Monday, March 4, 2019
What's the Deal About Boundaries?
All around the globe it seems parent issues are the same. Being a parent of a young child can be a challenge, especially if you are not equipped in advance (who is, anyway?). The question often comes down to what boundaries are best for you and your child, and how to deliver those boundaries.
What is a boundary? In this context, a boundary is a limit on some activity. So why would we want to put any limits on our children? If you were walking down the sidewalk with your child and she suddenly was going to jump out into the street, you would want to prevent that. That physical safety boundary for your own child is an important boundary that all parents want for their child.
Boundaries can give a child a sense of security, and sense of being guided and cared for by their parent, and can give an opportunity for self-discovery. I find myself at the boundaries.
To me, equally important are boundaries making other children safe, both physically and emotionally. As parents, I think it is our responsibility to help our child to be with others in as much of an atmosphere of safety as is possible. And if we want to bring boundaries in a way that sticks, we have to understand several features of the young child.
1. The primary way young children learn is by imitating. They copy the example of others. If we want a young child to change a behavior, we have to give the example of the new habit we want to (eventually) see.
2. To learn something, everyone has to do it for themselves. That means we have to lead our horses to water, so that they can drink for themselves.
3. The young child is a creature of habit. As adults, much of our time is spent in habitual activity, perhaps upwards of 40% of our waking time. The young child even more so.
4. How we speak to the child can either support an environment of trust, or become an obstacle to connection.
With the young child, as with all humans, trust develops based on experience, the experience of needs being fulfilled, particularly the needs for safety and connection. Human connection gives us the feeling of being loved and being understood.
Here's an example:

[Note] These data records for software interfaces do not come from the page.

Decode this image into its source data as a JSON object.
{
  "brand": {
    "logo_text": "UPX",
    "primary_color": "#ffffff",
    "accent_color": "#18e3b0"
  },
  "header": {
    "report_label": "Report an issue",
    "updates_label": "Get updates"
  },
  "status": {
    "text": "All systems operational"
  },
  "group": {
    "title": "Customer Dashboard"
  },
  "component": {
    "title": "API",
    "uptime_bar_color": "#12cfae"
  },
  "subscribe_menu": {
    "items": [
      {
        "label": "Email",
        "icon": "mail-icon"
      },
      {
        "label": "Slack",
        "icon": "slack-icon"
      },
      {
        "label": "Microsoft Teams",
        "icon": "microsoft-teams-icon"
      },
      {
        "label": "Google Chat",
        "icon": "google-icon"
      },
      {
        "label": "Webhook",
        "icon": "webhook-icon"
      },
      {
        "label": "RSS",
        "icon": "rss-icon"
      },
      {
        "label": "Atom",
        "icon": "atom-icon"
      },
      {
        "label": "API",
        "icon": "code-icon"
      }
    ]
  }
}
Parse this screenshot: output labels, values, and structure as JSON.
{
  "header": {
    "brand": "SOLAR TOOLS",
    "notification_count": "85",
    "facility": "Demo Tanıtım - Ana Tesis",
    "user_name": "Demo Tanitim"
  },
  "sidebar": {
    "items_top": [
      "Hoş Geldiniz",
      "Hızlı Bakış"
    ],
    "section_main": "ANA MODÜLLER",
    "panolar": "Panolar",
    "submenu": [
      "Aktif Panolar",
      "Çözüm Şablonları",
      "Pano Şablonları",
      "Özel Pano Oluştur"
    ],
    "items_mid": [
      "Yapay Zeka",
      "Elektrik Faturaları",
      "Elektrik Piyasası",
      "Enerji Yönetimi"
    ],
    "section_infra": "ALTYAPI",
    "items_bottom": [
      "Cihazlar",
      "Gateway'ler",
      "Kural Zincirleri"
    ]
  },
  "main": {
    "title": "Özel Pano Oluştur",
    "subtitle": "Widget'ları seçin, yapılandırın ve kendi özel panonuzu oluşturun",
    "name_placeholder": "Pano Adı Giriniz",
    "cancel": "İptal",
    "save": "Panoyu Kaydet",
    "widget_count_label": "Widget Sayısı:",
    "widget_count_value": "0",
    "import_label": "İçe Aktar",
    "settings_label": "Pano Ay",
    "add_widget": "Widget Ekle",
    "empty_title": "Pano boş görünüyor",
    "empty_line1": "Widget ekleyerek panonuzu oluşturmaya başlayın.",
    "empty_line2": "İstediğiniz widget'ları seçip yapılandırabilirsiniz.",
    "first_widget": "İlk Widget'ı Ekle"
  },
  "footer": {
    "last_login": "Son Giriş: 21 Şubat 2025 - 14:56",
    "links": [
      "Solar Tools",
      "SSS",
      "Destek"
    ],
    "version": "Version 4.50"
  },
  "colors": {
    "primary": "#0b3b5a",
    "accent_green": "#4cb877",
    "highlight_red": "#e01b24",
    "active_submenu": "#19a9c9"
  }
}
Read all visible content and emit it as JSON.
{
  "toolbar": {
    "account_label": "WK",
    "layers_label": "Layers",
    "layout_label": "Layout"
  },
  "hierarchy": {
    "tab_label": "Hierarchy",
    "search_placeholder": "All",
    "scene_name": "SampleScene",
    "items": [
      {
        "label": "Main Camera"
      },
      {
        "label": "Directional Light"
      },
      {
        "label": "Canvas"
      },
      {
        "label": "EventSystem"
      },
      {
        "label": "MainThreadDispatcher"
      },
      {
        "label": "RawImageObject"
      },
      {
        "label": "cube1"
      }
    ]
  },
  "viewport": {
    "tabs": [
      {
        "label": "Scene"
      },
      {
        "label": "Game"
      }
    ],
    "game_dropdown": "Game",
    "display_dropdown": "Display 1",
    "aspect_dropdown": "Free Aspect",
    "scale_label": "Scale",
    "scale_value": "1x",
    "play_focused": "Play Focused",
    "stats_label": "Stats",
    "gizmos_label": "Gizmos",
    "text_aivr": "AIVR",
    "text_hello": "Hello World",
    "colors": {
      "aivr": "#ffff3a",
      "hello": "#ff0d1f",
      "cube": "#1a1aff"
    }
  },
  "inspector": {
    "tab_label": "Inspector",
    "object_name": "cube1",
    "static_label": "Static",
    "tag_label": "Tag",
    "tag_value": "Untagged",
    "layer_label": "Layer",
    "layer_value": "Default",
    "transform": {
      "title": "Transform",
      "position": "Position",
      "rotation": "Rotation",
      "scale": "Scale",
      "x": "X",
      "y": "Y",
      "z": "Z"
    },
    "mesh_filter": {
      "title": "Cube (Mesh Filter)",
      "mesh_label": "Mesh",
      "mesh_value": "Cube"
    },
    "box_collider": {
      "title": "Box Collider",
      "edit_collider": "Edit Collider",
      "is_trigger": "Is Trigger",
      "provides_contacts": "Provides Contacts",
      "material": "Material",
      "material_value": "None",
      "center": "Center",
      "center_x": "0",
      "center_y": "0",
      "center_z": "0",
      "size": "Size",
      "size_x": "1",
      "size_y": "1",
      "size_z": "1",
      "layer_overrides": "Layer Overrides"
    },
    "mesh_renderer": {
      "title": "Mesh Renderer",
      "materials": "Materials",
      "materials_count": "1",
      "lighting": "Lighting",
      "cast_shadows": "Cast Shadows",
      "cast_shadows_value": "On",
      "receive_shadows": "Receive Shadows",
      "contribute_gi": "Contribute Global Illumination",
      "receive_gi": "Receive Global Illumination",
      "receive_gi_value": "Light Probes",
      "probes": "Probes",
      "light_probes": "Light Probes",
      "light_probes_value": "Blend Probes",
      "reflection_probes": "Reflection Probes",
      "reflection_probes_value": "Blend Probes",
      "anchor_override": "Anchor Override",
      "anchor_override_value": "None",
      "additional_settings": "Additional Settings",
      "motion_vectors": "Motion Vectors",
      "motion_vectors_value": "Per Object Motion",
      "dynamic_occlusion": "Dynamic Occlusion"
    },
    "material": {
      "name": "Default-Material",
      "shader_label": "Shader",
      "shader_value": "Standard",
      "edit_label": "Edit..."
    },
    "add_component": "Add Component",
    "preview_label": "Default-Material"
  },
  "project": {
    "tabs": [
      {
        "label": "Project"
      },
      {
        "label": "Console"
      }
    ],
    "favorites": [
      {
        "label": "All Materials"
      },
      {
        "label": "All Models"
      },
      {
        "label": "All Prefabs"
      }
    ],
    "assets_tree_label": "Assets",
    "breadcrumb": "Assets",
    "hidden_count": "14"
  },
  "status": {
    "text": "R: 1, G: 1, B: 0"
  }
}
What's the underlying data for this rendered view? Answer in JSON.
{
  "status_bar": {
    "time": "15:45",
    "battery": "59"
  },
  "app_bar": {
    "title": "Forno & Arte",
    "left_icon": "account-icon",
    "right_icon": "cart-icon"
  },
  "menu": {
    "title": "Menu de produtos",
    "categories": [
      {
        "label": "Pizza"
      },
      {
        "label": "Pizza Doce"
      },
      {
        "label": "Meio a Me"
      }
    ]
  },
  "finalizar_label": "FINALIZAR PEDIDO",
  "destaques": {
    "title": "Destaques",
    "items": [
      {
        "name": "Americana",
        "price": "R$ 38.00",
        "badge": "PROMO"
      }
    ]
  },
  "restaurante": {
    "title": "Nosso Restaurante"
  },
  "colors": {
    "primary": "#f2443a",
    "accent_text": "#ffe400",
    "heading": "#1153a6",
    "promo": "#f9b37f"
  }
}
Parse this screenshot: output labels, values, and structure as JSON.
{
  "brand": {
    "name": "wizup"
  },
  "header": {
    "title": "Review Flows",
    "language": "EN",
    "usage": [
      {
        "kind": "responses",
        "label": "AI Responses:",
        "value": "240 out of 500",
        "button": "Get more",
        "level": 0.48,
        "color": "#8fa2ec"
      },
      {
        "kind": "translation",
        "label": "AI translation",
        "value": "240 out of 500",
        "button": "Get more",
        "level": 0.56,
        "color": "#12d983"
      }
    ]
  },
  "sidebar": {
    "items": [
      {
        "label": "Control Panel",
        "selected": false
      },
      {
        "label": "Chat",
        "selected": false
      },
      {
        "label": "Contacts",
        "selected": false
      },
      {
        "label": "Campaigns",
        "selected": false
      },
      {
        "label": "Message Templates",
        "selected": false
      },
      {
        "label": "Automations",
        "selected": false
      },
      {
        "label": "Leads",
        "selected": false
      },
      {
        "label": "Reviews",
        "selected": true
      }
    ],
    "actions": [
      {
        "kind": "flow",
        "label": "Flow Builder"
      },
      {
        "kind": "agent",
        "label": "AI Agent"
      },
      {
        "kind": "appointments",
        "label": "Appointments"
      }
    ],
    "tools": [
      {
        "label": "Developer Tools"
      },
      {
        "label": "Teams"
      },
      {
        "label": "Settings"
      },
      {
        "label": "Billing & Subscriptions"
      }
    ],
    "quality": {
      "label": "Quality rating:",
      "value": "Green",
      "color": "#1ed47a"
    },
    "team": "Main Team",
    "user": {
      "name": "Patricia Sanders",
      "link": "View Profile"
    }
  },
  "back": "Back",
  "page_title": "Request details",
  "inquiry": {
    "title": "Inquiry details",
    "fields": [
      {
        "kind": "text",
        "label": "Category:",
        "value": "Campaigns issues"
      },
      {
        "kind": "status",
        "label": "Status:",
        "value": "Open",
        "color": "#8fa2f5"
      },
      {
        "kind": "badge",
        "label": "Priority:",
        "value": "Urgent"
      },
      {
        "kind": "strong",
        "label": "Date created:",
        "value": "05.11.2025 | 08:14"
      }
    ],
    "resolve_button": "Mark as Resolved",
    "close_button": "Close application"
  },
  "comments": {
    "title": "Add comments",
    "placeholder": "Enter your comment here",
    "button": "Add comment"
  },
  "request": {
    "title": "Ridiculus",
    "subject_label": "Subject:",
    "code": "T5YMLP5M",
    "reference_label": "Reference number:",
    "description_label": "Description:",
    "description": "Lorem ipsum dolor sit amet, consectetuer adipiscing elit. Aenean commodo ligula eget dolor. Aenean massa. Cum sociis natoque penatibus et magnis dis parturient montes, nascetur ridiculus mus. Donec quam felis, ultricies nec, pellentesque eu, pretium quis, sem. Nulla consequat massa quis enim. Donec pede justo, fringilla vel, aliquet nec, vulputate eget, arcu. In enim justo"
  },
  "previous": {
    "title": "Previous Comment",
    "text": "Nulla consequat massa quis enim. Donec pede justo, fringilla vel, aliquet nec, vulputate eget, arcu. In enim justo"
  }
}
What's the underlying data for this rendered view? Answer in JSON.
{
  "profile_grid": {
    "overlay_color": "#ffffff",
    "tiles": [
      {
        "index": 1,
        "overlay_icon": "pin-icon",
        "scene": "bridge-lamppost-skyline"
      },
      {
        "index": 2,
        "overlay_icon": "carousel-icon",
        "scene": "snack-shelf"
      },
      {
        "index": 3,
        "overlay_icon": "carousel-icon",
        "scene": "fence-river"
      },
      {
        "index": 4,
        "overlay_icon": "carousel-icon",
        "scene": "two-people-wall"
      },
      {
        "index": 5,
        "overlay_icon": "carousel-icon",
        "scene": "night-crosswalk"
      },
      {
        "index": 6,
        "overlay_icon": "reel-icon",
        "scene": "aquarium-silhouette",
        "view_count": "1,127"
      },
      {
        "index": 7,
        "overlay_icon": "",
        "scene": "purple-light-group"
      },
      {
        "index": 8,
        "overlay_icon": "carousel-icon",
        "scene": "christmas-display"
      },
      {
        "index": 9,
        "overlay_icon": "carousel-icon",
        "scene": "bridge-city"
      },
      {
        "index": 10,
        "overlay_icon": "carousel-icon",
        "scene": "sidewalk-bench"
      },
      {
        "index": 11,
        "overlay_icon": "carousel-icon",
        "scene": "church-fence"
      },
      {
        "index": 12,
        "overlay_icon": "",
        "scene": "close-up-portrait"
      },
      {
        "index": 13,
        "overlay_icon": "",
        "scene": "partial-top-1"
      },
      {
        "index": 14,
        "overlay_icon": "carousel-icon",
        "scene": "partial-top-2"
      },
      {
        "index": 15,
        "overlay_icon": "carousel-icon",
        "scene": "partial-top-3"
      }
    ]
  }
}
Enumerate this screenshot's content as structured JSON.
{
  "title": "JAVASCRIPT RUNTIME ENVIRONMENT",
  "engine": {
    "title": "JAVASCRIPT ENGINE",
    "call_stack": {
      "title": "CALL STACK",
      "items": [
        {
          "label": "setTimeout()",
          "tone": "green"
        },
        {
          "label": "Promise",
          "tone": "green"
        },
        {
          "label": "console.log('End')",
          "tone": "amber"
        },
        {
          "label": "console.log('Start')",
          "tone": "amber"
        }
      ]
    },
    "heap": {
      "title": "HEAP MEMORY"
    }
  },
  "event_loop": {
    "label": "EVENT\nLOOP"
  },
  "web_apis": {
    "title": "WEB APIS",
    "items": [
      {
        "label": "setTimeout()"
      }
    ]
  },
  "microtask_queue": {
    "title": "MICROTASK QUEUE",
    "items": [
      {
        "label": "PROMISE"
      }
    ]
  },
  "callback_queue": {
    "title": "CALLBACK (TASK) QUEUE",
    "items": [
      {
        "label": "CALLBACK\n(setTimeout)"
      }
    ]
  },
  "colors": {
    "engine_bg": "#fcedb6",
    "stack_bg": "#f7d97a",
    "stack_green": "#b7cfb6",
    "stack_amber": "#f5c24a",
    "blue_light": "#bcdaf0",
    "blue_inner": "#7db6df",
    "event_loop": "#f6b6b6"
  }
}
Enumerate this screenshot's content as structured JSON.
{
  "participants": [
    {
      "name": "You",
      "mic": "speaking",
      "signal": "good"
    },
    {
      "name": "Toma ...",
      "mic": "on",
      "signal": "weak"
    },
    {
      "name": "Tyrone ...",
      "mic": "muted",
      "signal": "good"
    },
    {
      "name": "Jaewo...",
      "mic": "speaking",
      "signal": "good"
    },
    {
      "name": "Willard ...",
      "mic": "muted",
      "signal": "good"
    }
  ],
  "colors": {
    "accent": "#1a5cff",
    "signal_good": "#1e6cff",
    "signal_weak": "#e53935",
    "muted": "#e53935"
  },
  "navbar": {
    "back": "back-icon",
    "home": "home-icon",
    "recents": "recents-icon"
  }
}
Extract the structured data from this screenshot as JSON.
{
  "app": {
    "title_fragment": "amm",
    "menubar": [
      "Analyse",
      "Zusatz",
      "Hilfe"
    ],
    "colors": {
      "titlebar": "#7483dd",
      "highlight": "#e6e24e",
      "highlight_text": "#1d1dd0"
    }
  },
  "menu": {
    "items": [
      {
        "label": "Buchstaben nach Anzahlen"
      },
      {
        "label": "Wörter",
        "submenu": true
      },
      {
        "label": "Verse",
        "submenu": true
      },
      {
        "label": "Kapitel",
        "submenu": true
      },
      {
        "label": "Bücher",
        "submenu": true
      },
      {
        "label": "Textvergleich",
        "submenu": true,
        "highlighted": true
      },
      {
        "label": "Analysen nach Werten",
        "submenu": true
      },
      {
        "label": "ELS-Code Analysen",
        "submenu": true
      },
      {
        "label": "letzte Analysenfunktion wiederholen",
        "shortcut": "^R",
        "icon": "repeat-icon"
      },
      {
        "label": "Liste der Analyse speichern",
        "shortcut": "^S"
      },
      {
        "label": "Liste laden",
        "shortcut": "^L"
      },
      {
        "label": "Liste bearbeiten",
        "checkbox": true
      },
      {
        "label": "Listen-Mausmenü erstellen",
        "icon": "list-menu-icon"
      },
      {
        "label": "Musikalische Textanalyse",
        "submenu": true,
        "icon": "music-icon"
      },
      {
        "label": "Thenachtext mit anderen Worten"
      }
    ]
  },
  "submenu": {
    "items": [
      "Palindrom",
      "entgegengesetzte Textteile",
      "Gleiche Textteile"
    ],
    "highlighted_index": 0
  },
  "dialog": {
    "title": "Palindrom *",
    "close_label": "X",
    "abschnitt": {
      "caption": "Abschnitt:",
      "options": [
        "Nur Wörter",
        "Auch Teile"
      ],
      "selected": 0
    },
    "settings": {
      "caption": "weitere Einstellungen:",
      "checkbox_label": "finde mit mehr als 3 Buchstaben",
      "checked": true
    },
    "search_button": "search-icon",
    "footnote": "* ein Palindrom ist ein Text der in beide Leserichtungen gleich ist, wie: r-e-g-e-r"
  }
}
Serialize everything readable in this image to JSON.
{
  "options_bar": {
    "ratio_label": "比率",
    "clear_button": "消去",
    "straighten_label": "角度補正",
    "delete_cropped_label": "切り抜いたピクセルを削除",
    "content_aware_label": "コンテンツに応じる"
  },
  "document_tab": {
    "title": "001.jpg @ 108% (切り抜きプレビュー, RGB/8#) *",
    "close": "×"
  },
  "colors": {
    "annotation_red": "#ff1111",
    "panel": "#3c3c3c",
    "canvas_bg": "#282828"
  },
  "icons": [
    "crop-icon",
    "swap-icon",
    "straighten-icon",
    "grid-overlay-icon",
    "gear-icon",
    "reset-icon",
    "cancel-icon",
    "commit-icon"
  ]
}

A child is playing with a toy and your child notices. She goes over to the child, grabs hold of the toy, and pulls. She knocks the other child down (you can never be sure about intention, so don't assume) and ends up with the toy.
In my experience with these types of interactions, a common response from the child’s parent is:
“It’s bad to take things from others.” Or, “That was not appropriate. How would you feel if he did that to you?”
This type of response is somewhere along the spectrum of punishment. Check for yourself. What your child did needs to be corrected, to correct we must scold at least. Perhaps a time-out or a spanking is in order?
When we meet our child’s behavior with any sort of feeling that what she did was wrong or bad, she can feel it even before we speak a word, even before our foot starts tapping and our pointer finger starts waggling. As soon as she senses our “attack,” she shuts down her higher neurological functioning and the reptile brain is in command. The options for a reptile brain response are fight, flight or freeze. Learning a new method is not one of the options when the reptile brain engages. When the reptile brain is engaged, there can be no connection with your child. They are in a defensive mode.
Here are some suggested options, some possible script lines for you:
“It’s his turn now. Your turn is next.”
“He doesn’t like toys to be taken from him.”
“I don’t like when things are taken without asking.”
The first step, though, is an inner step for you, the adult. It is to reframe the situation so feelings of wrongness and blame are not coming toward your child from you. To get there, you have to understand that your child has a habit of taking to get what she wants. There is nothing ‘wrong’ with that because it usually is successful, and we can also understand the habit arose out of a strategy to get what she wants. But the other child does not feel safe, and, in fact, is not safe.
How do we create an environment with healthy boundaries? We as adults can take actions that create an environment where there is more and more safety for the children with each other by working on the habit life of the young children.
Sometimes things unfold in a way we didn’t want, sometimes our child does something we don’t like. When we interact with our child in these situations without judging and blaming the child, with openness to creative solutions, then we weave a fabric of trust and connection between us and our child!
I think one of the secrets of parenting - or being a human being - is not to take things personally, not to frame the world into fault and blame and judgment. One can take up as a practice learning how to try on others’ perspectives, trying to see into what needs they are trying to meet. Then it is easier to stay calm and try to find an effective solution to the challenge at hand.
As adults, I think it is our job to help our child be able to interact with other children so that the other child feels safe with our child. It is our job to teach boundaries for safe social interaction!